Data about app and page elements:
:::

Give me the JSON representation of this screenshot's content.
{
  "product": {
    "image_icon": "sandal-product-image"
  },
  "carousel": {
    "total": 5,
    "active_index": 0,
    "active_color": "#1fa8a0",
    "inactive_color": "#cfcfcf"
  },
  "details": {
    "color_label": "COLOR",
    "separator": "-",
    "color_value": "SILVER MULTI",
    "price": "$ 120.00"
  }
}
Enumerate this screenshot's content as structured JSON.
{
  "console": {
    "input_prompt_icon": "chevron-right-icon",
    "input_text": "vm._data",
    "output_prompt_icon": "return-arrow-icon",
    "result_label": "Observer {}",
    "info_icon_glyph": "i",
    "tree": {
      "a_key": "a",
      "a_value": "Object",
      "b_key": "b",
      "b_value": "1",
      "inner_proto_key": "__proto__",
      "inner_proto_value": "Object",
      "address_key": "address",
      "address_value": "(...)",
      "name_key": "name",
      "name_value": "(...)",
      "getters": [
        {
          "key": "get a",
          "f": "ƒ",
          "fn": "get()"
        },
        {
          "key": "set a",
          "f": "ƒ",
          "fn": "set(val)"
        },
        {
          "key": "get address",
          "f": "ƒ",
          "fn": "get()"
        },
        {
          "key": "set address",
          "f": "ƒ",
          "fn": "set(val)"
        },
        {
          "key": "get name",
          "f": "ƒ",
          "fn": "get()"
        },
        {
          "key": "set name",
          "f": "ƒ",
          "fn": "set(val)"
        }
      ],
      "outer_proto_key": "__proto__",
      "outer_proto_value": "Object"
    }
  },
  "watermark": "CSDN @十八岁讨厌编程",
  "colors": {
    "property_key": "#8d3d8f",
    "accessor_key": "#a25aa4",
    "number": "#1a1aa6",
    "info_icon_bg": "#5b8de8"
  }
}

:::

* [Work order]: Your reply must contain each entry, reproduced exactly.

* [Reply]:
Give me the JSON representation of this screenshot's content.
{
  "product": {
    "image_icon": "sandal-product-image"
  },
  "carousel": {
    "total": 5,
    "active_index": 0,
    "active_color": "#1fa8a0",
    "inactive_color": "#cfcfcf"
  },
  "details": {
    "color_label": "COLOR",
    "separator": "-",
    "color_value": "SILVER MULTI",
    "price": "$ 120.00"
  }
}
Enumerate this screenshot's content as structured JSON.
{
  "console": {
    "input_prompt_icon": "chevron-right-icon",
    "input_text": "vm._data",
    "output_prompt_icon": "return-arrow-icon",
    "result_label": "Observer {}",
    "info_icon_glyph": "i",
    "tree": {
      "a_key": "a",
      "a_value": "Object",
      "b_key": "b",
      "b_value": "1",
      "inner_proto_key": "__proto__",
      "inner_proto_value": "Object",
      "address_key": "address",
      "address_value": "(...)",
      "name_key": "name",
      "name_value": "(...)",
      "getters": [
        {
          "key": "get a",
          "f": "ƒ",
          "fn": "get()"
        },
        {
          "key": "set a",
          "f": "ƒ",
          "fn": "set(val)"
        },
        {
          "key": "get address",
          "f": "ƒ",
          "fn": "get()"
        },
        {
          "key": "set address",
          "f": "ƒ",
          "fn": "set(val)"
        },
        {
          "key": "get name",
          "f": "ƒ",
          "fn": "get()"
        },
        {
          "key": "set name",
          "f": "ƒ",
          "fn": "set(val)"
        }
      ],
      "outer_proto_key": "__proto__",
      "outer_proto_value": "Object"
    }
  },
  "watermark": "CSDN @十八岁讨厌编程",
  "colors": {
    "property_key": "#8d3d8f",
    "accessor_key": "#a25aa4",
    "number": "#1a1aa6",
    "info_icon_bg": "#5b8de8"
  }
}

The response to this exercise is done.